Richard Bausch | Peace (Vintage)

book_bausch.jpgPeace is a book that makes you think and feel. Not a lot happens, yet everything does.







War stories really aren’t my thing. Oh sure, I read Tim O’Brien’s The Things They Carried back in grad school; O’Brien’s pretty much required reading for any aspiring fiction writer. Beyond that, though, I couldn’t name another book about war that I’ve read…nor wanted to.

This one, however, I grabbed solely because it was Richard Bausch (yet another required read in an MFA program); I didn’t realize Peace was about war until I read the back cover. Damn. Yet I promised a review.

Turns out Bausch held my interest from start to finish. Not only did he weave his typical simple yet simmering prose—"This was the fourth straight day of rain—a windless, freezing downpour without any slight variation of itself."—but he put me on Italian ground during World War I. Nothing much happens here: A battalion hikes up and over a hill in the rain and snow, then over and down on the way back.
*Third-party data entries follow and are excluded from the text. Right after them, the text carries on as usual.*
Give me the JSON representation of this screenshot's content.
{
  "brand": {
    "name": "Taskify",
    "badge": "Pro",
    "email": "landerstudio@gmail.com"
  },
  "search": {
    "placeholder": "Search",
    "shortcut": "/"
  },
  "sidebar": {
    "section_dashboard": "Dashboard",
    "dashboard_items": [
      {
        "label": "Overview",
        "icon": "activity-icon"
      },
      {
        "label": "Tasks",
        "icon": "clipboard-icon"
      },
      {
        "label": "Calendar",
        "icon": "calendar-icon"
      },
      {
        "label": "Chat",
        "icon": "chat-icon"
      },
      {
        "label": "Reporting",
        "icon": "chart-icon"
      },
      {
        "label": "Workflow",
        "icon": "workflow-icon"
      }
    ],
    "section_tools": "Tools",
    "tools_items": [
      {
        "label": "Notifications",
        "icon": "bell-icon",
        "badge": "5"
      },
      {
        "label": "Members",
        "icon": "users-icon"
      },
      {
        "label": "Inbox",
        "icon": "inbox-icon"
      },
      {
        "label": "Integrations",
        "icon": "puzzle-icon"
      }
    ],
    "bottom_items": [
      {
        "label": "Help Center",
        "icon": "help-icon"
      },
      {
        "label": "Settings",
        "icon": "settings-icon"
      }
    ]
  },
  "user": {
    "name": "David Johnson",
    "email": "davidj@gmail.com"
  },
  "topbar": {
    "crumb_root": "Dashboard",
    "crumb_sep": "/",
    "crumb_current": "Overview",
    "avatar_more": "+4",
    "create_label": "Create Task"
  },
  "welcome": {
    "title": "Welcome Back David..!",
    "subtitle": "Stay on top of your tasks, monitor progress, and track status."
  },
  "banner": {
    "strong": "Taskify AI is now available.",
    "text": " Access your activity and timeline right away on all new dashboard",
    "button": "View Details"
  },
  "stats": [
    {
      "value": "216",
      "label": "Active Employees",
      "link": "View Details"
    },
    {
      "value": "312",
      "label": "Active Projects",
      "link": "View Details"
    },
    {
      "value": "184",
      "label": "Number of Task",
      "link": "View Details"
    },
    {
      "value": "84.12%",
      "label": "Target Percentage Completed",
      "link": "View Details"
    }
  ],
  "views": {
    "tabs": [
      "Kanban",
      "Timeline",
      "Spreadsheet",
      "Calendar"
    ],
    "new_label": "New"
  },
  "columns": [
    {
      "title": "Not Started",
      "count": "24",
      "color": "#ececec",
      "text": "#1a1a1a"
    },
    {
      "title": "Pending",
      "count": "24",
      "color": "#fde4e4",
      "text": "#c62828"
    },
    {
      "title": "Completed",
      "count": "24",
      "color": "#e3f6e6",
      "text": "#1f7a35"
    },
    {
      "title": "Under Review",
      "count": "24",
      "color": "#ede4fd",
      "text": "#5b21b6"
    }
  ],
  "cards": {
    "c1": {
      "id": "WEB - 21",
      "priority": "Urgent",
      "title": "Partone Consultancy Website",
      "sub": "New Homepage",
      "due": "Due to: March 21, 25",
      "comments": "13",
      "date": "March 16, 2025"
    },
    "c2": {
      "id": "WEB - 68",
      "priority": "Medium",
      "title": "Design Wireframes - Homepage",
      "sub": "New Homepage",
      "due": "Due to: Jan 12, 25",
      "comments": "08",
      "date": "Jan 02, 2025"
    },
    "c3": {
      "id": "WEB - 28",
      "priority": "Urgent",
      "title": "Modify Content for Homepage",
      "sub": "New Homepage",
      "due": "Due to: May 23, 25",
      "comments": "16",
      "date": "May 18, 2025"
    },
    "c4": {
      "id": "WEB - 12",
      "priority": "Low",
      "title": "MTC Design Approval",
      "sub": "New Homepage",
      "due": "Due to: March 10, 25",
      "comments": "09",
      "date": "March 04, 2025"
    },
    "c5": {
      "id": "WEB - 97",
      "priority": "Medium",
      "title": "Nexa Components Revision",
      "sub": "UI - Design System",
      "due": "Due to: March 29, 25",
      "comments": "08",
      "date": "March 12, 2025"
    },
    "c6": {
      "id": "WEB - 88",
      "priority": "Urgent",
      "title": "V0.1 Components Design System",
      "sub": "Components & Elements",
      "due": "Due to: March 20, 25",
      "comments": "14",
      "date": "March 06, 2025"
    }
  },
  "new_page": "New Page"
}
Along the way, there is distrust (they are being led by an old man named Angelo; does he understand more English than he lets on?), disagreement (no love lost between Joyner and Asch, leading to continual reprimands by Corporal Marson), and disease (why has Marson’s blister sent excruciating pain shooting up the entirety of his leg?).

Yet what’s most stunning here is the way Bausch makes you consider that which you had never contemplated. Suddenly, I found myself in the heads of the battalion, on the fringes of the war. The conditions are deplorable; what would it be like to be stuck outside, trying to sleep while soaked to the bone with freezing rain. Suddenly, every little sound becomes a life-or-death threat. These men with whom you find yourself—they become everything you have. Who can you trust? Who can you turn to? And how can you ever go back to "normal" life again?

Peace is a book that makes you think and feel. Not a lot happens, yet everything does. Life as we know it is gone, leaving a survivalist’s drive in its place. Every action could be life or death…and sometimes is. Through his stripped down writing style, Bausch succeeds in bringing the past alive and pulling us into the picture. That is the highest aspiration of a novelist. | Laura Hamlett

About Laura Hamlett 467 Articles
Laura Hamlett is the Managing Editor of PLAYBACK:stl. In a past life, she was also a music publicist and band manager. Besides music, books, and other forms of popular culture, she's a fan of the psychology behind true crime and violent criminals. Ask her about mass murder...if you dare.

Be the first to comment

Leave a Reply